## Extracted data:
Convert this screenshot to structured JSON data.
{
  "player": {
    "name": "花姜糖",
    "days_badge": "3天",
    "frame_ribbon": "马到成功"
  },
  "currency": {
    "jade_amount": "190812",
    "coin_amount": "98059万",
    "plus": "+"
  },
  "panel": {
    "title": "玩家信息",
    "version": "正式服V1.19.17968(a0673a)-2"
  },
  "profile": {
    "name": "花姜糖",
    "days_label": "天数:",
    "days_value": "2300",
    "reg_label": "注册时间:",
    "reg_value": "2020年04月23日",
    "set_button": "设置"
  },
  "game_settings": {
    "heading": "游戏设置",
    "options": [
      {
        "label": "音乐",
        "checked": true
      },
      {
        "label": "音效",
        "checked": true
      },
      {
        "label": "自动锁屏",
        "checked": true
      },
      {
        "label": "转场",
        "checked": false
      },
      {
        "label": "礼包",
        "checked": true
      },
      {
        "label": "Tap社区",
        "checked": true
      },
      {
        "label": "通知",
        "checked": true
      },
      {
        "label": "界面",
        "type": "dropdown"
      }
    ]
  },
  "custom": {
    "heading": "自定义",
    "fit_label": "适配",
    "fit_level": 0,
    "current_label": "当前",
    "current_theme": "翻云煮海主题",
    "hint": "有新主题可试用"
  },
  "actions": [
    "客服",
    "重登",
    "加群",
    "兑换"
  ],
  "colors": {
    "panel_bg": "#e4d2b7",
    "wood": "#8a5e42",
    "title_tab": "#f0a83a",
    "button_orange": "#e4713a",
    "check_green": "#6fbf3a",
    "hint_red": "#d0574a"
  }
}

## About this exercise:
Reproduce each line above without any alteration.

## Solution below:
Convert this screenshot to structured JSON data.
{
  "player": {
    "name": "花姜糖",
    "days_badge": "3天",
    "frame_ribbon": "马到成功"
  },
  "currency": {
    "jade_amount": "190812",
    "coin_amount": "98059万",
    "plus": "+"
  },
  "panel": {
    "title": "玩家信息",
    "version": "正式服V1.19.17968(a0673a)-2"
  },
  "profile": {
    "name": "花姜糖",
    "days_label": "天数:",
    "days_value": "2300",
    "reg_label": "注册时间:",
    "reg_value": "2020年04月23日",
    "set_button": "设置"
  },
  "game_settings": {
    "heading": "游戏设置",
    "options": [
      {
        "label": "音乐",
        "checked": true
      },
      {
        "label": "音效",
        "checked": true
      },
      {
        "label": "自动锁屏",
        "checked": true
      },
      {
        "label": "转场",
        "checked": false
      },
      {
        "label": "礼包",
        "checked": true
      },
      {
        "label": "Tap社区",
        "checked": true
      },
      {
        "label": "通知",
        "checked": true
      },
      {
        "label": "界面",
        "type": "dropdown"
      }
    ]
  },
  "custom": {
    "heading": "自定义",
    "fit_label": "适配",
    "fit_level": 0,
    "current_label": "当前",
    "current_theme": "翻云煮海主题",
    "hint": "有新主题可试用"
  },
  "actions": [
    "客服",
    "重登",
    "加群",
    "兑换"
  ],
  "colors": {
    "panel_bg": "#e4d2b7",
    "wood": "#8a5e42",
    "title_tab": "#f0a83a",
    "button_orange": "#e4713a",
    "check_green": "#6fbf3a",
    "hint_red": "#d0574a"
  }
}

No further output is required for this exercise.